As we begin to comprehend that the claim of equality has limitations necessitated not by personal choice but by reason and fact, no one should consider himself or herself free to assert that the law can make us precisely equal in every context—for that would be pushing beyond any limit the guiding force of the law which is reason itself. And, objective reason is the fundamental principle of the law in most legal traditions with the primary exception of the positivist system. The law simply cannot go beyond the limits of reason without entering the dangerous realm of becoming a tool in a totalitarian, positivist system. The differences and distinctions that exist among human beings are real and unmistakable and should not be forced into some kind of strained, artificial, irrational, and unsustainable notion of “equality.”
The positivist mentality that is regulated solely by the mind of the lawmaker and conditioned exclusively by what the lawmaker considers to be the end of the human purpose typically reflects the “dominant prejudices of the moment” and militates against the objective and moral compass that is essential to guiding democratic societies as Christopher Dawson once argued many years ago when several totalitarian systems that brought much harm during the twentieth century were beginning their offensive against the rule of law.

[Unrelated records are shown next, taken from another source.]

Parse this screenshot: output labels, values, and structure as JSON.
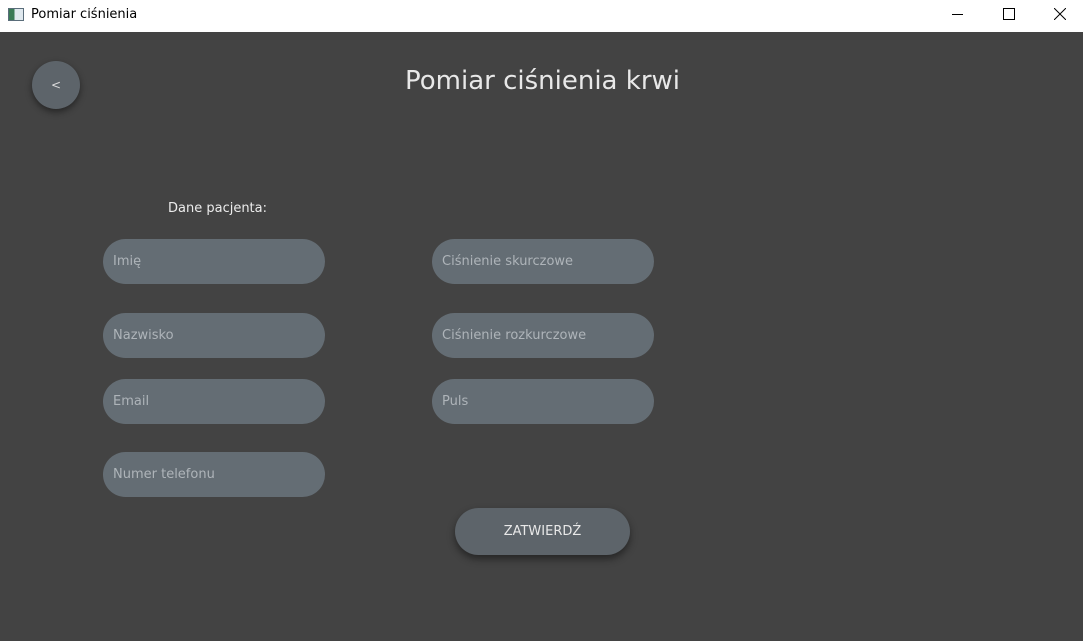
{
  "window": {
    "title": "Pomiar ciśnienia"
  },
  "header": {
    "back_label": "<",
    "title": "Pomiar ciśnienia krwi"
  },
  "form": {
    "section_label": "Dane pacjenta:",
    "first_name": {
      "placeholder": "Imię",
      "value": ""
    },
    "last_name": {
      "placeholder": "Nazwisko",
      "value": ""
    },
    "email": {
      "placeholder": "Email",
      "value": ""
    },
    "phone": {
      "placeholder": "Numer telefonu",
      "value": ""
    },
    "systolic": {
      "placeholder": "Ciśnienie skurczowe",
      "value": ""
    },
    "diastolic": {
      "placeholder": "Ciśnienie rozkurczowe",
      "value": ""
    },
    "pulse": {
      "placeholder": "Puls",
      "value": ""
    },
    "submit_label": "ZATWIERDŹ"
  },
  "icons": {
    "app": "app-window-icon",
    "minimize": "minimize-icon",
    "maximize": "maximize-icon",
    "close": "close-icon"
  },
  "colors": {
    "background": "#434343",
    "field": "#646d74",
    "button": "#5d646a"
  }
}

Such positivism disregards longstanding tradition; it ignores legal history; it defies logic and reason; and, it contravenes facts including the reality of distinctions that make people not alike in some important regards.
The only way to equate opposite-sex and same-sex unions is to rely on a peculiar understanding of “equality” that relies not on fact and reason but on exaggerated legal positivism. But such a venture leads us into that problematic Orwellian dominion where all the animals in the barnyard are deemed equal; but, as it turns out, one day it becomes clear that some are more equal than others. In other words, the “equality” expected by same-sex marriage advocates will not likely be transferred to other interest groups seeking the public recognition and support of their relationships. The “equality” sought by those seeking the recognition of polygamous relationships, under-aged relationships, and relationships involving closely related family members, e.g., brother and sister; first cousins, will most likely be disappointed. It must be understood that the crusade for legal recognition of same-sex marriages is founded on a false notion of equality. But when the problematic rationale for justifying same-sex marriage is condoned by the law, the important idea of authentic equality is deprived of its meaning. And that is what the campaign to justify same-sex marriage has regrettably accomplished.